Every line of the records below that holds the word "icon" should be copied out.

[[ Records shown open ]]

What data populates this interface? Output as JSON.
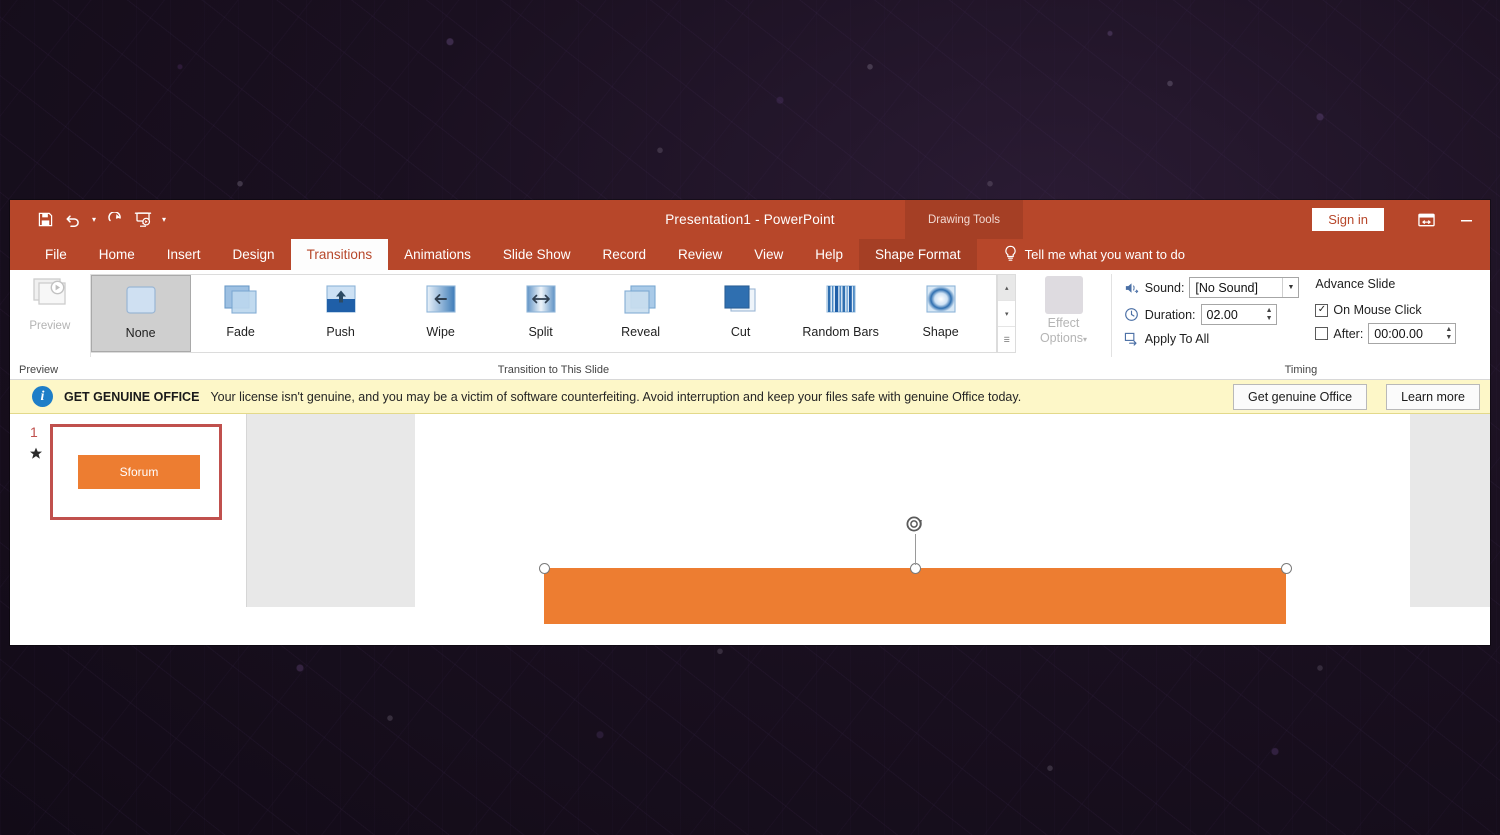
{
  "window": {
    "title": "Presentation1  -  PowerPoint",
    "contextual_tools_label": "Drawing Tools",
    "sign_in_label": "Sign in",
    "ribbon_display_icon": "ribbon-display-options-icon",
    "minimize_icon": "minimize-icon"
  },
  "quick_access": [
    {
      "name": "save-icon",
      "label": "Save"
    },
    {
      "name": "undo-icon",
      "label": "Undo"
    },
    {
      "name": "undo-dropdown-caret",
      "label": "▾"
    },
    {
      "name": "redo-icon",
      "label": "Redo"
    },
    {
      "name": "start-from-beginning-icon",
      "label": "Start From Beginning"
    },
    {
      "name": "customize-qat-caret",
      "label": "▾"
    }
  ],
  "tabs": [
    {
      "label": "File",
      "active": false
    },
    {
      "label": "Home",
      "active": false
    },
    {
      "label": "Insert",
      "active": false
    },
    {
      "label": "Design",
      "active": false
    },
    {
      "label": "Transitions",
      "active": true
    },
    {
      "label": "Animations",
      "active": false
    },
    {
      "label": "Slide Show",
      "active": false
    },
    {
      "label": "Record",
      "active": false
    },
    {
      "label": "Review",
      "active": false
    },
    {
      "label": "View",
      "active": false
    },
    {
      "label": "Help",
      "active": false
    },
    {
      "label": "Shape Format",
      "active": false,
      "contextual": true
    }
  ],
  "tell_me": {
    "label": "Tell me what you want to do",
    "icon": "lightbulb-icon"
  },
  "ribbon": {
    "preview_group": {
      "group_label": "Preview",
      "button_label": "Preview",
      "disabled": true
    },
    "transitions_group": {
      "group_label": "Transition to This Slide",
      "items": [
        {
          "label": "None",
          "selected": true,
          "thumb": "none-thumb"
        },
        {
          "label": "Fade",
          "selected": false,
          "thumb": "fade-thumb"
        },
        {
          "label": "Push",
          "selected": false,
          "thumb": "push-thumb"
        },
        {
          "label": "Wipe",
          "selected": false,
          "thumb": "wipe-thumb"
        },
        {
          "label": "Split",
          "selected": false,
          "thumb": "split-thumb"
        },
        {
          "label": "Reveal",
          "selected": false,
          "thumb": "reveal-thumb"
        },
        {
          "label": "Cut",
          "selected": false,
          "thumb": "cut-thumb"
        },
        {
          "label": "Random Bars",
          "selected": false,
          "thumb": "random-bars-thumb"
        },
        {
          "label": "Shape",
          "selected": false,
          "thumb": "shape-thumb"
        }
      ],
      "scroll_up": "▴",
      "scroll_down": "▾",
      "scroll_more": "☰"
    },
    "effect_options": {
      "label_line1": "Effect",
      "label_line2": "Options",
      "caret": "▾",
      "disabled": true
    },
    "timing_group": {
      "group_label": "Timing",
      "sound_label": "Sound:",
      "sound_value": "[No Sound]",
      "duration_label": "Duration:",
      "duration_value": "02.00",
      "apply_to_all_label": "Apply To All",
      "advance_slide_label": "Advance Slide",
      "on_mouse_click_label": "On Mouse Click",
      "on_mouse_click_checked": true,
      "after_label": "After:",
      "after_checked": false,
      "after_value": "00:00.00"
    }
  },
  "notification": {
    "icon": "info-icon",
    "headline": "GET GENUINE OFFICE",
    "message": "Your license isn't genuine, and you may be a victim of software counterfeiting. Avoid interruption and keep your files safe with genuine Office today.",
    "primary_button": "Get genuine Office",
    "secondary_button": "Learn more"
  },
  "slides_pane": {
    "slides": [
      {
        "number": "1",
        "has_animation": true,
        "shape_text": "Sforum",
        "selected": true
      }
    ]
  },
  "canvas": {
    "shape_text": "",
    "shape_fill": "#ED7D31",
    "rotation_handle": "rotate-handle-icon"
  },
  "colors": {
    "accent": "#B7472A",
    "contextual_tab": "#A53F25",
    "shape_orange": "#ED7D31",
    "notice_background": "#FDF7C8",
    "thumbnail_border": "#C0504D"
  }
}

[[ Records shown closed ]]

**Expected output**
    "ribbon_display_icon": "ribbon-display-options-icon",
    "minimize_icon": "minimize-icon"
      "name": "save-icon",
      "name": "undo-icon",
      "name": "redo-icon",
      "name": "start-from-beginning-icon",
    "icon": "lightbulb-icon"
    "icon": "info-icon",
    "rotation_handle": "rotate-handle-icon"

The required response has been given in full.